One of the distinctive features of Studio Ghibli's works is that, even if there are obsessive actions, there are things which appear to have not forfeited their goal. Forfeiting one's goal leads to despair, and is a sickness that can prove fatal. I wonder if Miya-san and his people are familiar with that feeling of despair. Perhaps they don't want to show that anguish to other people. I think they specifically don't want to display the negative things called "self-loathing" and "complexes" to others. That's why Studio Ghibli's works can't show anything but superficial happiness and a reproduction of reality with all of the dirty things omitted. A fiction that imitates reality, and nothing more than a single dream. I suppose that is the governance of entertainment. And I think that that is one of the reasons that Studio Ghibli's works are safely watchable, brand name creations. I have no intention of denying that. All of Studio Ghibli's works are top-level creations. But, I can't help but feel that something is missing. This is because, although the technique is there, I can no longer feel "blood", the "blood" that is surely flowing within everyone. I wonder when that happened? Studio Ghibli's works have, for me, become things that don't possess the image of "Anime", but rather of the so-called Japanese cinema, in other words, the Japanese movies that have now lost all of their energy. That may be the reason that I feel that something is missing. By the way, Mr. Miyazaki Hayao and Mr. Itano Ichirou are those I consider my teachers. I brag and say that I'm probably the only one in the world with that combination. I was greatly influenced, not just in the technical points of the animation craft, but in the mental portion of filmmaking. My posture on filmmaking is nothing more than an attempt to hang on to the things I learned from the two of them. I have nothing but words of gratitude for both of them.
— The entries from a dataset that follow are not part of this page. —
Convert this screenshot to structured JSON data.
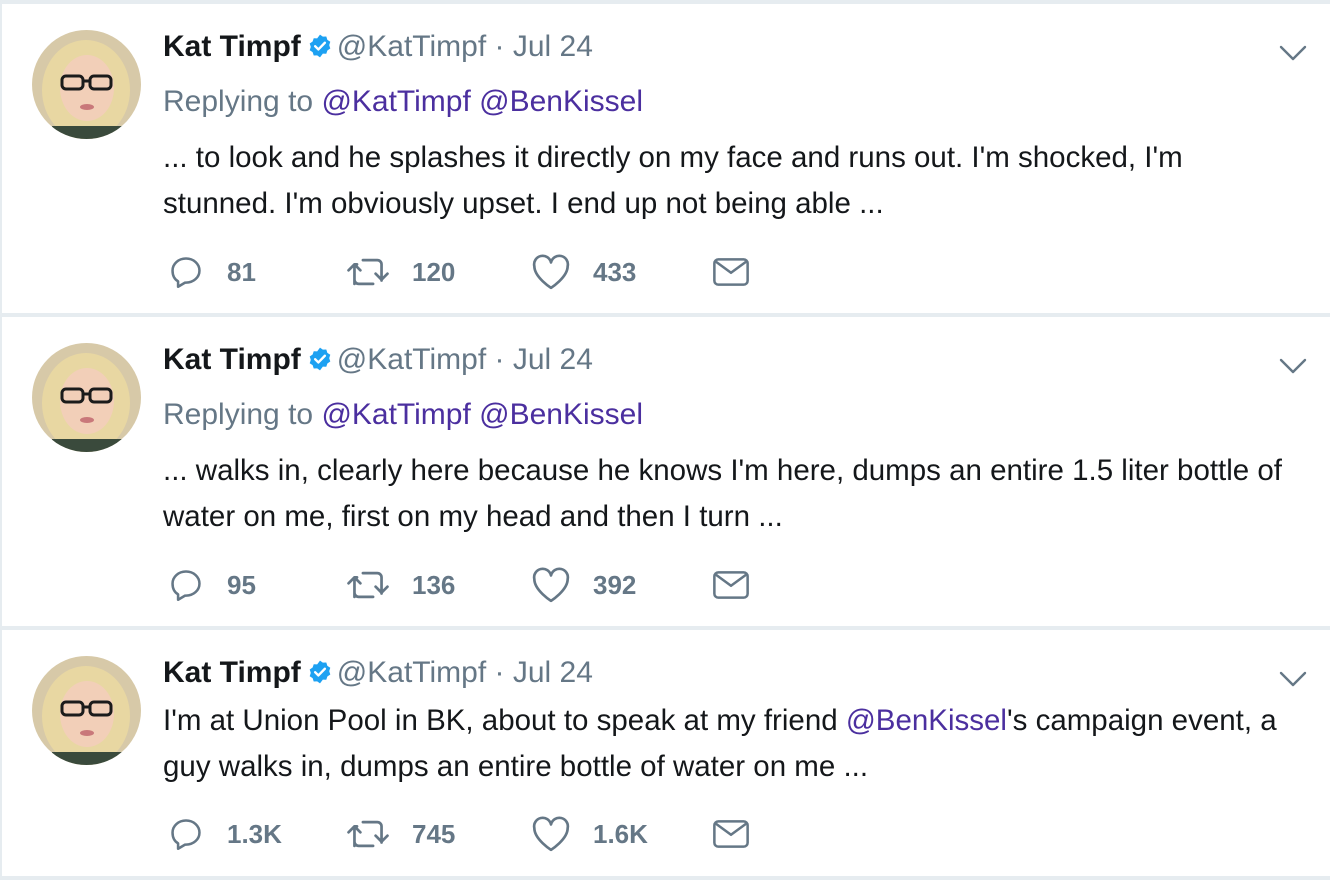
{
  "colors": {
    "page_bg": "#e6ecf0",
    "card_bg": "#ffffff",
    "name": "#14171a",
    "secondary": "#657786",
    "mention": "#4b2f9f",
    "verified": "#1da1f2"
  },
  "tweets": [
    {
      "author": {
        "name": "Kat Timpf",
        "handle": "@KatTimpf",
        "verified": true,
        "avatar_icon": "profile-photo"
      },
      "separator": "·",
      "time": "Jul 24",
      "replying_label": "Replying to",
      "replying_mentions": [
        "@KatTimpf",
        "@BenKissel"
      ],
      "text": {
        "before": "... to look and he splashes it directly on my face and runs out. I'm shocked, I'm stunned. I'm obviously upset. I end up not being able ...",
        "mention": "",
        "after": ""
      },
      "stats": {
        "replies": "81",
        "retweets": "120",
        "likes": "433"
      },
      "icons": [
        "reply-icon",
        "retweet-icon",
        "like-icon",
        "direct-message-icon",
        "chevron-down-icon"
      ]
    },
    {
      "author": {
        "name": "Kat Timpf",
        "handle": "@KatTimpf",
        "verified": true,
        "avatar_icon": "profile-photo"
      },
      "separator": "·",
      "time": "Jul 24",
      "replying_label": "Replying to",
      "replying_mentions": [
        "@KatTimpf",
        "@BenKissel"
      ],
      "text": {
        "before": "... walks in, clearly here because he knows I'm here, dumps an entire 1.5 liter bottle of water on me, first on my head and then I turn ...",
        "mention": "",
        "after": ""
      },
      "stats": {
        "replies": "95",
        "retweets": "136",
        "likes": "392"
      },
      "icons": [
        "reply-icon",
        "retweet-icon",
        "like-icon",
        "direct-message-icon",
        "chevron-down-icon"
      ]
    },
    {
      "author": {
        "name": "Kat Timpf",
        "handle": "@KatTimpf",
        "verified": true,
        "avatar_icon": "profile-photo"
      },
      "separator": "·",
      "time": "Jul 24",
      "replying_label": "",
      "replying_mentions": [],
      "text": {
        "before": "I'm at Union Pool in BK, about to speak at my friend ",
        "mention": "@BenKissel",
        "after": "'s campaign event, a guy walks in, dumps an entire bottle of water on me ..."
      },
      "stats": {
        "replies": "1.3K",
        "retweets": "745",
        "likes": "1.6K"
      },
      "icons": [
        "reply-icon",
        "retweet-icon",
        "like-icon",
        "direct-message-icon",
        "chevron-down-icon"
      ]
    }
  ]
}
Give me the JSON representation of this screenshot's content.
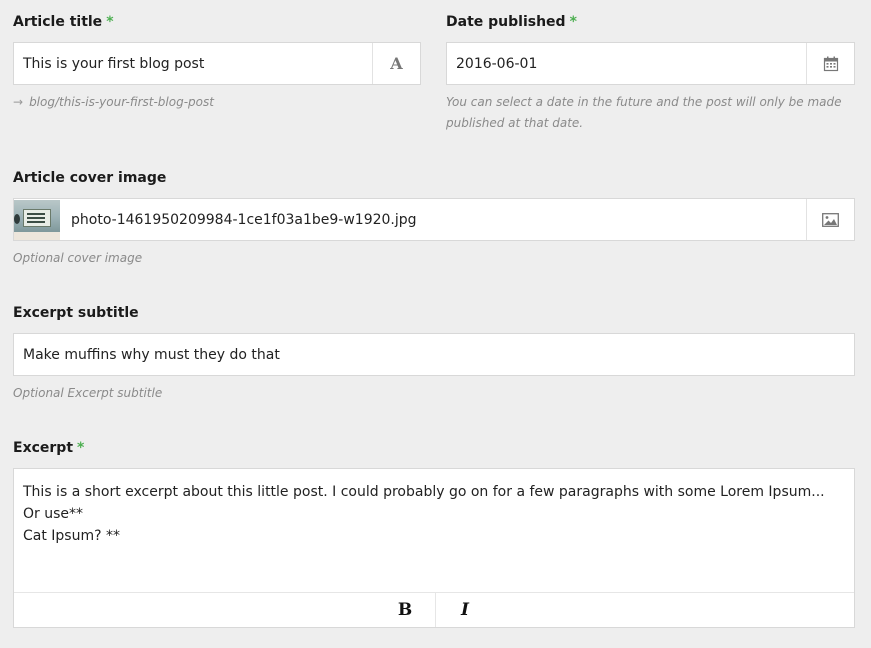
{
  "article_title": {
    "label": "Article title",
    "required_marker": "*",
    "value": "This is your first blog post",
    "addon_icon": "text-font-icon",
    "addon_glyph": "A",
    "slug_arrow": "→",
    "slug": "blog/this-is-your-first-blog-post"
  },
  "date_published": {
    "label": "Date published",
    "required_marker": "*",
    "value": "2016-06-01",
    "addon_icon": "calendar-icon",
    "help_line_1": "You can select a date in the future and the post will only be made",
    "help_line_2": "published at that date."
  },
  "cover_image": {
    "label": "Article cover image",
    "filename": "photo-1461950209984-1ce1f03a1be9-w1920.jpg",
    "addon_icon": "image-icon",
    "help": "Optional cover image"
  },
  "excerpt_subtitle": {
    "label": "Excerpt subtitle",
    "value": "Make muffins why must they do that",
    "help": "Optional Excerpt subtitle"
  },
  "excerpt": {
    "label": "Excerpt",
    "required_marker": "*",
    "line_1": "This is a short excerpt about this little post. I could probably go on for a few paragraphs with some Lorem Ipsum... Or use**",
    "line_2": "Cat Ipsum? **",
    "bold_label": "B",
    "italic_label": "I"
  },
  "colors": {
    "background": "#eeeeee",
    "required": "#4caf50",
    "help_text": "#8a8a8a",
    "border": "#d8d8d8"
  }
}
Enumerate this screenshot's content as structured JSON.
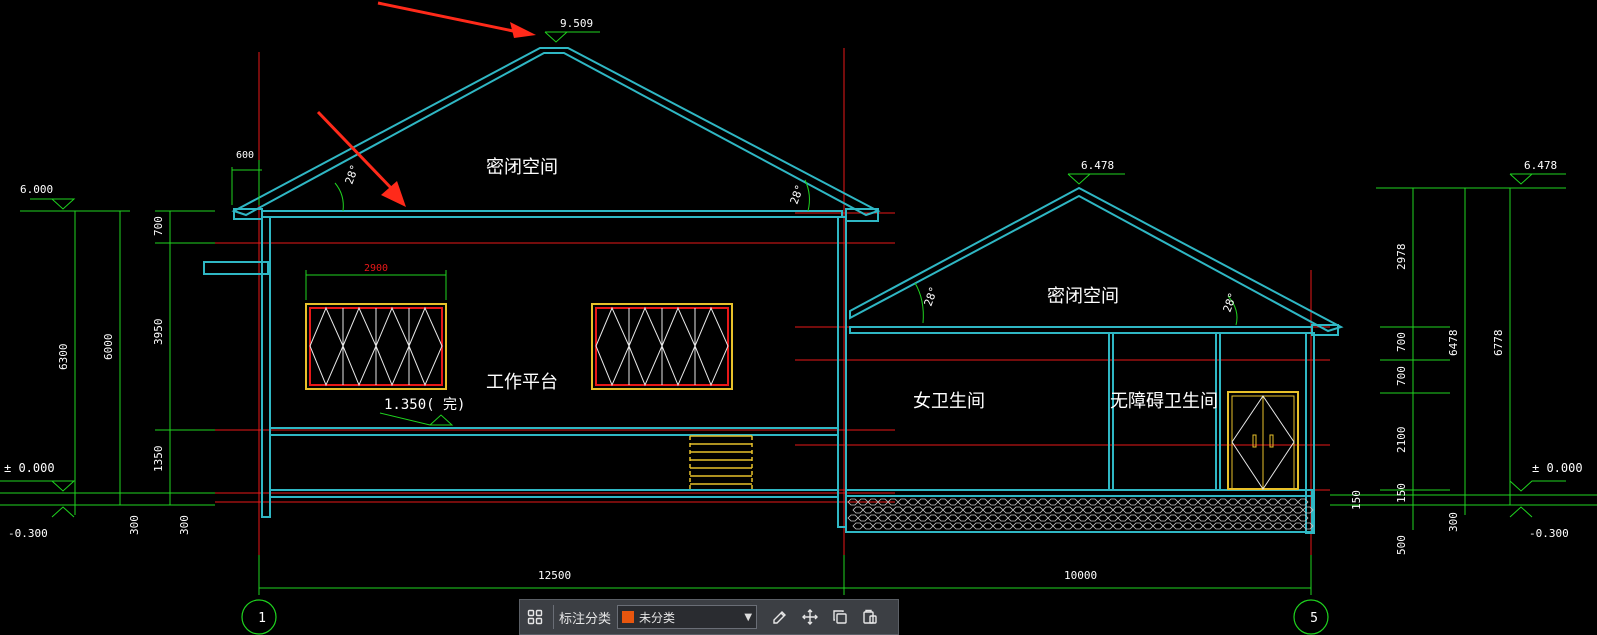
{
  "drawing": {
    "elevations": {
      "ridge_main": "9.509",
      "ridge_annex": "6.478",
      "right_top": "6.478",
      "left_eave": "6.000",
      "left_zero": "± 0.000",
      "right_zero": "± 0.000",
      "left_ground": "-0.300",
      "right_ground": "-0.300",
      "platform": "1.350(  完)"
    },
    "dims": {
      "overhang": "600",
      "window_width": "2900",
      "left_6300": "6300",
      "left_6000": "6000",
      "left_300": "300",
      "inner_700": "700",
      "inner_3950": "3950",
      "inner_1350": "1350",
      "inner_300": "300",
      "bottom_12500": "12500",
      "bottom_10000": "10000",
      "right_2978": "2978",
      "right_700a": "700",
      "right_700b": "700",
      "right_2100": "2100",
      "right_150a": "150",
      "right_150b": "150",
      "right_500": "500",
      "right_6478": "6478",
      "right_6778": "6778",
      "right_300": "300"
    },
    "angles": {
      "main_left": "28°",
      "main_right": "28°",
      "annex_left": "28°",
      "annex_right": "28°"
    },
    "rooms": {
      "attic_main": "密闭空间",
      "attic_annex": "密闭空间",
      "work_platform": "工作平台",
      "women_wc": "女卫生间",
      "accessible_wc": "无障碍卫生间"
    },
    "axes": {
      "left": "1",
      "middle": "",
      "right": "5"
    }
  },
  "toolbar": {
    "label": "标注分类",
    "selected": "未分类",
    "swatch_color": "#e8560e",
    "icons": [
      "grid-icon",
      "edit-icon",
      "move-icon",
      "copy-icon",
      "paste-icon"
    ]
  },
  "colors": {
    "wall": "#2fb7c4",
    "dim": "#1fd41f",
    "axis": "#e81818",
    "window": "#e8c12a",
    "text": "#ffffff",
    "arrow": "#ff2a1a"
  }
}
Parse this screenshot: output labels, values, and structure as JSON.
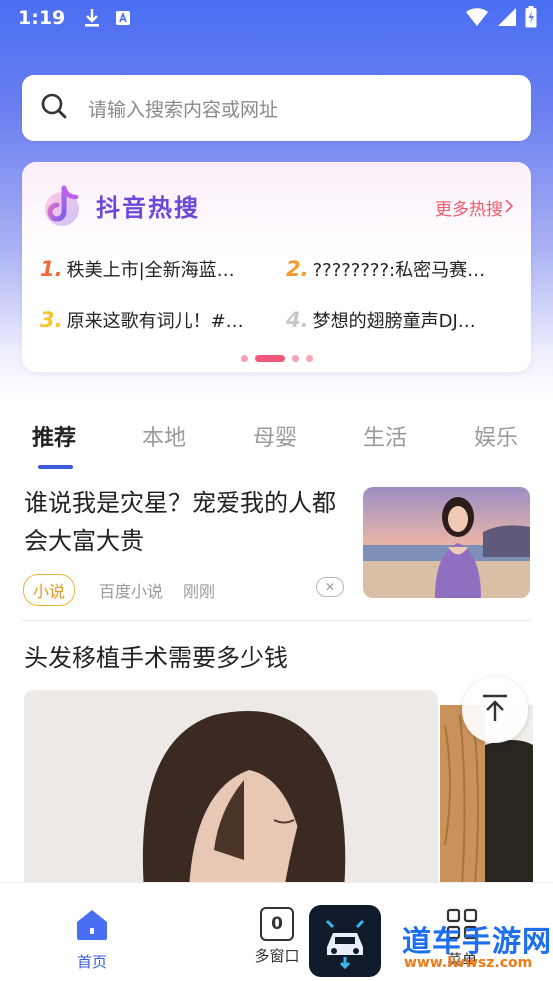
{
  "status_bar": {
    "time": "1:19"
  },
  "search": {
    "placeholder": "请输入搜索内容或网址"
  },
  "hot_search": {
    "title": "抖音热搜",
    "more_label": "更多热搜",
    "items": [
      {
        "rank": "1.",
        "text": "秩美上市|全新海蓝…",
        "color": "#f26b3a"
      },
      {
        "rank": "2.",
        "text": "????????:私密马赛…",
        "color": "#f59a2a"
      },
      {
        "rank": "3.",
        "text": "原来这歌有词儿！#…",
        "color": "#f5c531"
      },
      {
        "rank": "4.",
        "text": "梦想的翅膀童声DJ…",
        "color": "#c8c8c8"
      }
    ],
    "page_count": 4,
    "active_page": 1
  },
  "tabs": [
    "推荐",
    "本地",
    "母婴",
    "生活",
    "娱乐"
  ],
  "feed": {
    "item1": {
      "title": "谁说我是灾星？宠爱我的人都会大富大贵",
      "tag": "小说",
      "source": "百度小说",
      "time": "刚刚"
    },
    "item2": {
      "title": "头发移植手术需要多少钱"
    }
  },
  "bottom_nav": {
    "home": "首页",
    "windows": "多窗口",
    "windows_count": "0",
    "menu": "菜单"
  },
  "watermark": {
    "name": "道车手游网",
    "url": "www.lwwsz.com"
  },
  "colors": {
    "accent": "#3b5bdb",
    "hot_title": "#6c47d9",
    "more": "#f05a6b"
  }
}
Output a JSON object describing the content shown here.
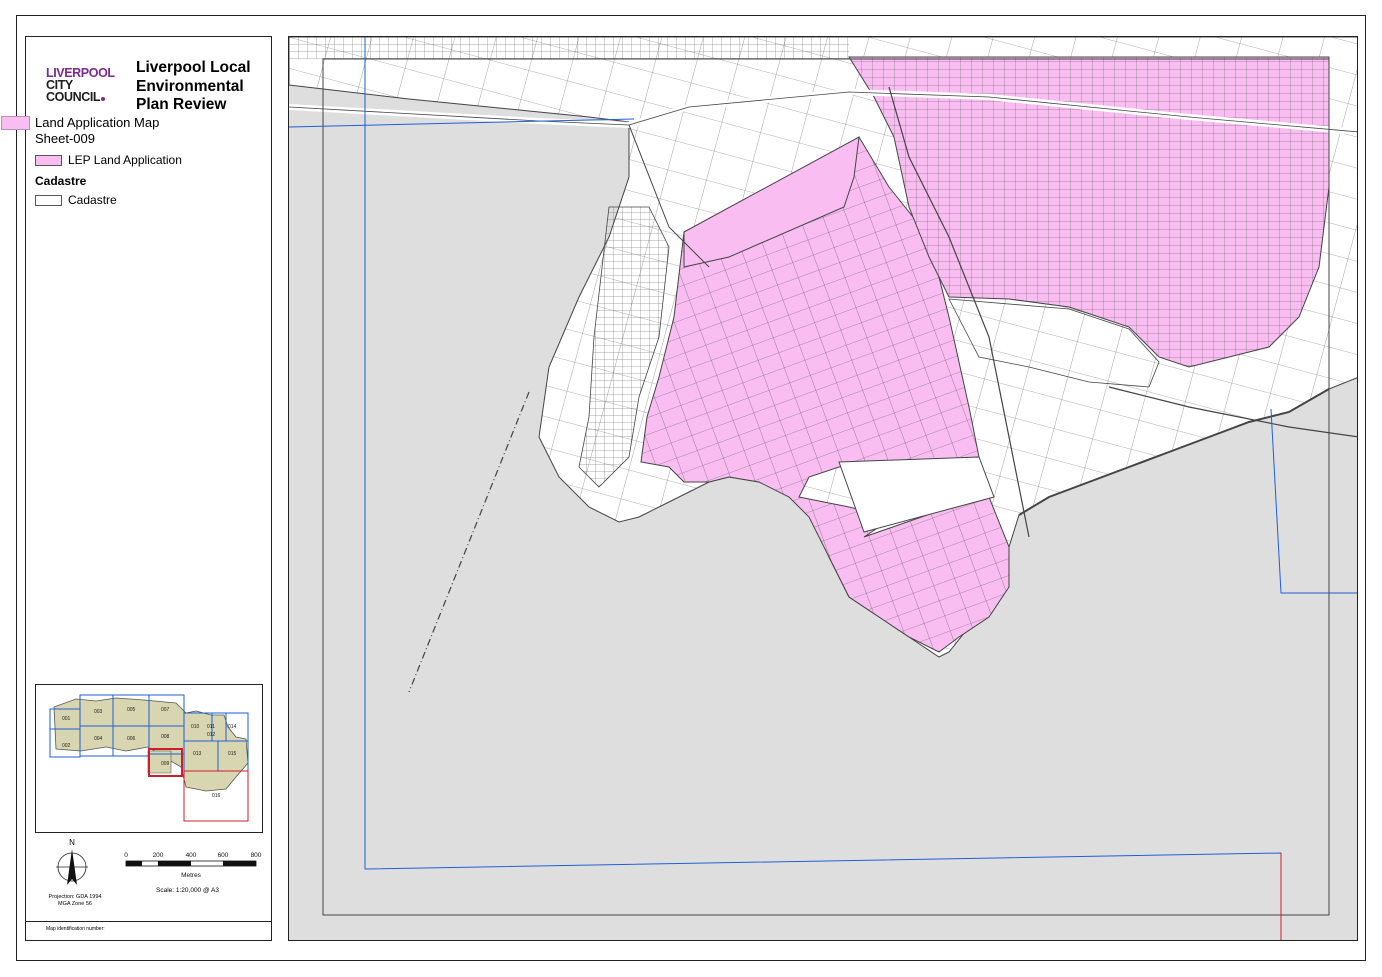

Watching the Gainax works that Anno has been involved with, one may perhaps gain some sense of the "blood" to which he refers above. His characters have uncertainties and fears, passions that sculpt who they are and how well they can survive in their environment. Shinji, Nadia, Noriko -- antiheroes one and all whose successes and failures are determined by who they are as people and not by any foreordained destiny (save perhaps the hand of the staff itself). It is the heat of their anger, the sharpness of their joy, and the chill of their fear, the depths of their despair that determine their fate. In short, they win or lose as people, and as people instead of as archetypes they become relevant to us, the audience.
And now we have Miyazawa Yukino and Arima Souichirou, two people enmeshed in two of the greatest problems common to all mankind: love and self-worth. The two have passed a great turning point in their lives in episode 18, and enter into a new phase of self-searching and mutual self-expression in the final story arc of the anime: 14 Days. Until that point, the two had been climbing a mountain; now, having reached the top, they must learn to build a home for themselves amidst the brilliant sunshine and thin air. And they must do so in the face of the unrelenting pressures of the real world and the threat (real or perceived) of others climbing the same mountain to intrude.
14 Days is also marked by the introduction of a new character, Tonami Takefumi. A boy with a checkered past with Tsubaki, his presence will help shed more light on the dynamics of Yukino's interactions with her friends and with Arima, and will also bring forward more of the emotions Arima had sought to bury deep within. It is a sad fact that the 14 Days story arc was not completed in the manga by the time KareKano finished, so the primary problem confronting Tonami is not brought to a total resolution. Instead, like life, it is a work in progress, as ultimately are the lives of all the cast.
Look forward to the rest of the show, to seeing more of the lives of the characters not that different from you and me. And see if you can feel their blood pulsing.